The Equality Act 2010 also protects against gender reassignment discrimination. Gender reassignment covers a person who:
- is proposing to undergo
- is undergoing
- or has undergone
The process, or part of the process, to reassign their sex by changing physiological or other attributes of sex.
Under the legislation, the reference for these individuals is a “transsexual person”. They are also protected from direct, indirect, harassment and victimisation discrimination.
How to solve gender discrimination in the workplace
The first thing you should do is have a clear policy in place outlining what is and is not acceptable behaviour. It should be clearly specified what employees can do, and the process to follow in the event of any accusations.
If an employee does accuse a colleague of sex discrimination, an investigation should occur, conducted by your company. This should occur to fully operate methods of proving gender discrimination.
If these accusations are valid, you should begin full disciplinary proceedings against the perpetrator. This could result in a sanction up to and including dismissal.
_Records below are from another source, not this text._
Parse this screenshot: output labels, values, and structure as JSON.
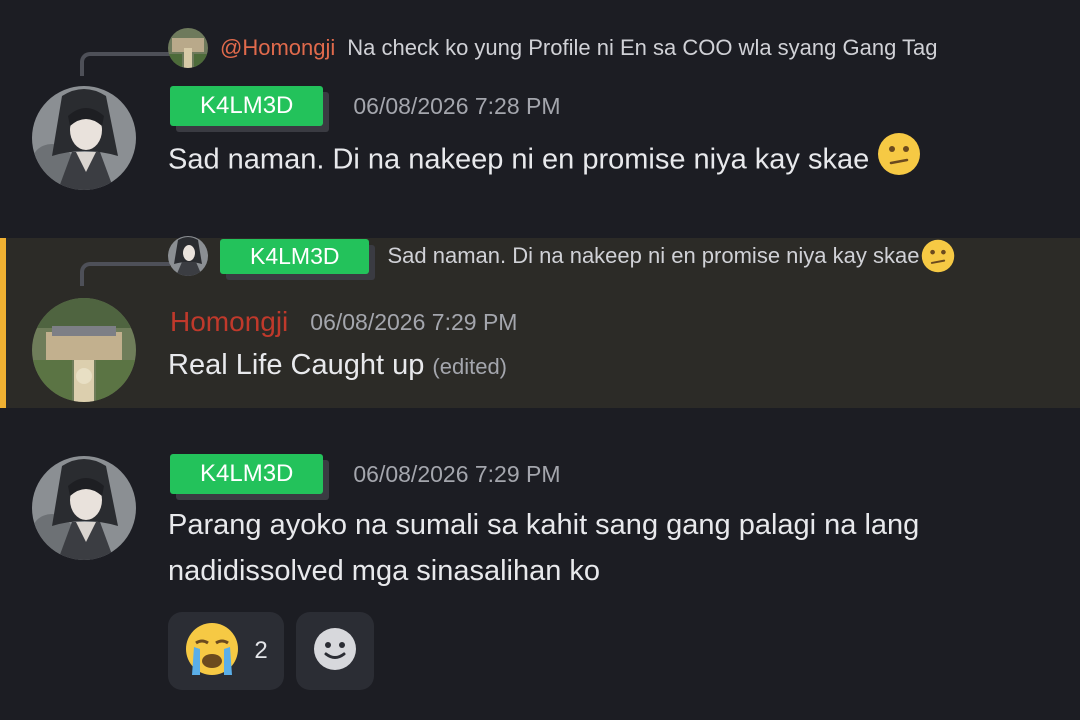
{
  "messages": [
    {
      "reply": {
        "mention": "@Homongji",
        "text": "Na check ko yung Profile ni En sa COO wla syang Gang Tag"
      },
      "author": "K4LM3D",
      "timestamp": "06/08/2026 7:28 PM",
      "content": "Sad naman. Di na nakeep ni en promise niya kay skae"
    },
    {
      "reply": {
        "tag": "K4LM3D",
        "text": "Sad naman. Di na nakeep ni en promise niya kay skae"
      },
      "author": "Homongji",
      "timestamp": "06/08/2026 7:29 PM",
      "content": "Real Life Caught up",
      "edited": "(edited)"
    },
    {
      "author": "K4LM3D",
      "timestamp": "06/08/2026 7:29 PM",
      "content_line1": "Parang ayoko na sumali sa kahit sang gang palagi na lang",
      "content_line2": "nadidissolved mga sinasalihan ko"
    }
  ],
  "reactions": [
    {
      "emoji": "crying-face",
      "count": "2"
    },
    {
      "emoji": "add-reaction-icon"
    }
  ],
  "colors": {
    "background": "#1c1d23",
    "tag_green": "#23c25b",
    "mention_red": "#e06a4c",
    "homongji_red": "#c0392b",
    "highlight_bar": "#f0b132"
  }
}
Remember that a successful claim for sex discrimination at the employment tribunal can result in an unlimited fine.
Proving gender discrimination in the workplace
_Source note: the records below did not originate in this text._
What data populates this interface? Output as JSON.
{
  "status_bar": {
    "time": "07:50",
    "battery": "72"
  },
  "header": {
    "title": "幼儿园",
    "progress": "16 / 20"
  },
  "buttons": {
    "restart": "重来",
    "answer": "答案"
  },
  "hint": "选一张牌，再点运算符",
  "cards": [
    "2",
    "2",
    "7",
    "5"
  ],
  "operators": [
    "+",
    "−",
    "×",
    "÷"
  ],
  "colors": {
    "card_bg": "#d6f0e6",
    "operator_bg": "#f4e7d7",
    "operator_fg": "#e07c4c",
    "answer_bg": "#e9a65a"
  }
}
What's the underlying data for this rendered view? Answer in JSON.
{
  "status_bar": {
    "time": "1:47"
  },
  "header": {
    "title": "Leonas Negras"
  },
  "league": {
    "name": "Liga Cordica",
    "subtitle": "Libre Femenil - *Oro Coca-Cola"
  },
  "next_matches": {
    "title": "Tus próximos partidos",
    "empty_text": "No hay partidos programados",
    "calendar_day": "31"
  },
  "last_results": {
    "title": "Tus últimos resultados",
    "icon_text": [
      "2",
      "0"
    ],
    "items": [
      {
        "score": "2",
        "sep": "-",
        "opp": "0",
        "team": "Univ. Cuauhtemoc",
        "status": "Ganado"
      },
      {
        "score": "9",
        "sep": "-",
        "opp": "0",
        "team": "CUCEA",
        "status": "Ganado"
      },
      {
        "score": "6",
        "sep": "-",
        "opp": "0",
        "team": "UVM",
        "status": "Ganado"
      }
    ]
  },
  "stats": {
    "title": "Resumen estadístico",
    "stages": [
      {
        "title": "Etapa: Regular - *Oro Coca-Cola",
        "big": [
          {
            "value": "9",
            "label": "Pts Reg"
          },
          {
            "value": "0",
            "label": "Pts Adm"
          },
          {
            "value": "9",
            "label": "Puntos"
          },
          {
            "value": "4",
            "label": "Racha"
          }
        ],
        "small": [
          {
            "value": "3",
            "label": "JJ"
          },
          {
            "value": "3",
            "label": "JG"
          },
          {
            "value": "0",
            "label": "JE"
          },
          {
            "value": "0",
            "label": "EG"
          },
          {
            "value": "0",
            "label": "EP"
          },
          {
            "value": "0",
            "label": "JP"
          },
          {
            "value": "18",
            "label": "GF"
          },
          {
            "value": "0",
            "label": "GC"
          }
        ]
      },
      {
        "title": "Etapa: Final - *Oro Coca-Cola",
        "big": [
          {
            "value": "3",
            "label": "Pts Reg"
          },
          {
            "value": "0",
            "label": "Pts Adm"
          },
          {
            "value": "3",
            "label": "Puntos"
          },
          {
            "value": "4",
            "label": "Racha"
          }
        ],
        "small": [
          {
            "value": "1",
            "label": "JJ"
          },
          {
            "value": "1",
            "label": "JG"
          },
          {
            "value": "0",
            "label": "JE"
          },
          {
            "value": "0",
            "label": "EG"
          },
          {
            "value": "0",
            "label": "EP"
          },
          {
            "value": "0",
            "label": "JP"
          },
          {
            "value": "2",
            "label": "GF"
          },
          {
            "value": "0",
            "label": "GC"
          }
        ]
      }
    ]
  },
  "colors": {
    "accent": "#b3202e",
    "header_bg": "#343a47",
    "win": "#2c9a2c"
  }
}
Proving that an employee has experienced gender discrimination helps support discrimination accusations.
Gathering evidence to prove that gender discrimination occurred doesn’t necessarily need confrontation. Least of all with the perpetrator.
- Record what happened: simply making a note about the discrimination can be evidence. Record the date, the time, names of those involved and what the ‘protected characteristic’ that was the reason for unfair treatment. This doesn’t mean photo evidence or recordings of discrimination occurring. However, that would be hard evidence.
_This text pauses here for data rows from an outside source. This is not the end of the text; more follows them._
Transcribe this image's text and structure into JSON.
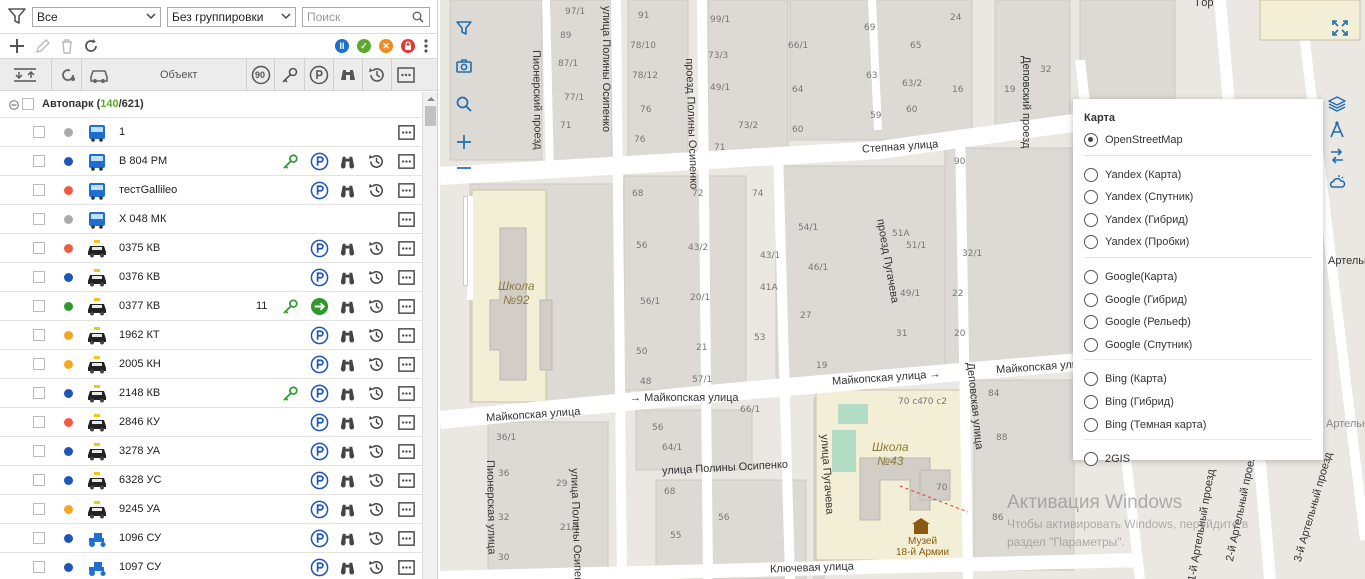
{
  "filters": {
    "all_select": "Все",
    "group_select": "Без группировки",
    "search_placeholder": "Поиск"
  },
  "header": {
    "object_label": "Объект",
    "speed_badge": "90"
  },
  "tree": {
    "root_label": "Автопарк",
    "root_online": "140",
    "root_total": "621"
  },
  "vehicles": [
    {
      "name": "1",
      "status_color": "#aaaaaa",
      "type": "bus",
      "key": false,
      "parking": false,
      "binoculars": false,
      "history": false,
      "moving": false,
      "count": ""
    },
    {
      "name": "В 804 РМ",
      "status_color": "#1e56b8",
      "type": "bus",
      "key": true,
      "parking": true,
      "binoculars": true,
      "history": true,
      "moving": false,
      "count": ""
    },
    {
      "name": "тестGallileo",
      "status_color": "#f05a40",
      "type": "bus",
      "key": false,
      "parking": true,
      "binoculars": true,
      "history": true,
      "moving": false,
      "count": ""
    },
    {
      "name": "Х 048 МК",
      "status_color": "#aaaaaa",
      "type": "bus",
      "key": false,
      "parking": false,
      "binoculars": false,
      "history": false,
      "moving": false,
      "count": ""
    },
    {
      "name": "0375 КВ",
      "status_color": "#f05a40",
      "type": "taxi",
      "key": false,
      "parking": true,
      "binoculars": true,
      "history": true,
      "moving": false,
      "count": ""
    },
    {
      "name": "0376 КВ",
      "status_color": "#1e56b8",
      "type": "taxi",
      "key": false,
      "parking": true,
      "binoculars": true,
      "history": true,
      "moving": false,
      "count": ""
    },
    {
      "name": "0377 КВ",
      "status_color": "#2e9a2e",
      "type": "taxi",
      "key": true,
      "parking": false,
      "binoculars": true,
      "history": true,
      "moving": true,
      "count": "11"
    },
    {
      "name": "1962 КТ",
      "status_color": "#f5a623",
      "type": "taxi",
      "key": false,
      "parking": true,
      "binoculars": true,
      "history": true,
      "moving": false,
      "count": ""
    },
    {
      "name": "2005 КН",
      "status_color": "#f5a623",
      "type": "taxi",
      "key": false,
      "parking": true,
      "binoculars": true,
      "history": true,
      "moving": false,
      "count": ""
    },
    {
      "name": "2148 КВ",
      "status_color": "#1e56b8",
      "type": "taxi",
      "key": true,
      "parking": true,
      "binoculars": true,
      "history": true,
      "moving": false,
      "count": ""
    },
    {
      "name": "2846 КУ",
      "status_color": "#f05a40",
      "type": "taxi",
      "key": false,
      "parking": true,
      "binoculars": true,
      "history": true,
      "moving": false,
      "count": ""
    },
    {
      "name": "3278 УА",
      "status_color": "#1e56b8",
      "type": "taxi",
      "key": false,
      "parking": true,
      "binoculars": true,
      "history": true,
      "moving": false,
      "count": ""
    },
    {
      "name": "6328 УС",
      "status_color": "#1e56b8",
      "type": "taxi",
      "key": false,
      "parking": true,
      "binoculars": true,
      "history": true,
      "moving": false,
      "count": ""
    },
    {
      "name": "9245 УА",
      "status_color": "#f5a623",
      "type": "taxi",
      "key": false,
      "parking": true,
      "binoculars": true,
      "history": true,
      "moving": false,
      "count": ""
    },
    {
      "name": "1096 СУ",
      "status_color": "#1e56b8",
      "type": "tractor",
      "key": false,
      "parking": true,
      "binoculars": true,
      "history": true,
      "moving": false,
      "count": ""
    },
    {
      "name": "1097 СУ",
      "status_color": "#1e56b8",
      "type": "tractor",
      "key": false,
      "parking": true,
      "binoculars": true,
      "history": true,
      "moving": false,
      "count": ""
    }
  ],
  "layers": {
    "title": "Карта",
    "groups": [
      {
        "options": [
          "OpenStreetMap"
        ]
      },
      {
        "options": [
          "Yandex (Карта)",
          "Yandex (Спутник)",
          "Yandex (Гибрид)",
          "Yandex (Пробки)"
        ]
      },
      {
        "options": [
          "Google(Карта)",
          "Google (Гибрид)",
          "Google (Рельеф)",
          "Google (Спутник)"
        ]
      },
      {
        "options": [
          "Bing (Карта)",
          "Bing (Гибрид)",
          "Bing (Темная карта)"
        ]
      },
      {
        "options": [
          "2GIS"
        ]
      }
    ],
    "selected": "OpenStreetMap"
  },
  "map": {
    "streets": {
      "stepnaya": "Степная улица",
      "maikopskaya_left": "Майкопская улица",
      "maikopskaya_mid": "Майкопская улица",
      "maikopskaya_center": "Майкопская улица",
      "maikopskaya_right": "Майкопская улица",
      "osipenko": "улица Полины Осипенко",
      "osipenko_v": "улица Полины Осипенко",
      "osipenko_pr": "проезд Полины Осипенко",
      "osipenko_top": "улица Полины Осипенко",
      "pionerskiy_pr": "Пионерский проезд",
      "pionerskaya": "Пионерская улица",
      "pugacheva_pr": "проезд Пугачева",
      "pugacheva": "улица Пугачева",
      "depovskiy_pr": "Деповский проезд",
      "depovskaya": "Деповская улица",
      "klyuchevaya": "Ключевая улица",
      "artelnaya1": "1-й Артельный проезд",
      "artelnaya2": "2-й Артельный проезд",
      "artelnaya3": "3-й Артельный проезд",
      "artelnaya_ul": "Артельная улица",
      "artelnaya_top": "Артельна",
      "gor": "Гор"
    },
    "places": {
      "school92": "Школа\n№92",
      "school43": "Школа\n№43",
      "museum": "Музей\n18-й Армии"
    },
    "watermark": {
      "line1": "Активация Windows",
      "line2": "Чтобы активировать Windows, перейдите в",
      "line3": "раздел \"Параметры\"."
    }
  }
}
- State how discrimination has affected you: it may seem obvious how gender discrimination makes an employee feel. However, recording multiple effects reinforces how serious discrimination is. These can include emotional damage and hindering promotion opportunities.
- Check for witnesses: if there were any witnesses to the discrimination, their word can help confirm an accusation. Requesting for their name so that they can provide back up to an accusation will help.
- Create physical copies of evidence: if there have been any discriminating messages then print them out. These can include emails, social media messages and texts. Failing this, take screenshots or pictures.
Once an employee has evidence, they can present it to their employer. They can discuss their discrimination with their HR department or manager.
It is wise to include a request for an employer to respond within a specified time. If they do not, an employee can take a claim to an employment tribunal. They will order the employer to reply.
Court cases involving gender discrimination
Below are some cases where employees have claimed sex discrimination at an employment tribunal.
HM Land Registry v McGlue
An employee on a career break receives no notice of a voluntary severance scheme. She was then misled by managers over her eligibility for the scheme. She complained of sex discrimination.
It revealed that the policy of excluding those on a career break disadvantaged women as a group. This is because it was far more likely that women would be on such a break than men.
Warby v Wunda Group
An employee had a disagreement with a manager. The manager raised the issue of her pregnancy and asked her why she had lied about a miscarriage.
She later brought claims of direct sex discrimination and harassment. She argued that the comments made about her miscarriage related to her pregnancy and, therefore, to her sex.
The conclusion was that the manager had not behaved well and that the accusation he had made was unreasonable. However, as the comments related to the context of alleging the employee was a liar.
Therefore, the manager could have just as easily raised any other topic to show this, resulting in a rejection of her claim.
Handling discrimination in the workplace
Navigating gender discrimination and trying to prevent it can be a tough task. Without proper management, it can result in company crippling occurrences, such as tribunals.
Get in touch with our team of specialists today to see how we can help you.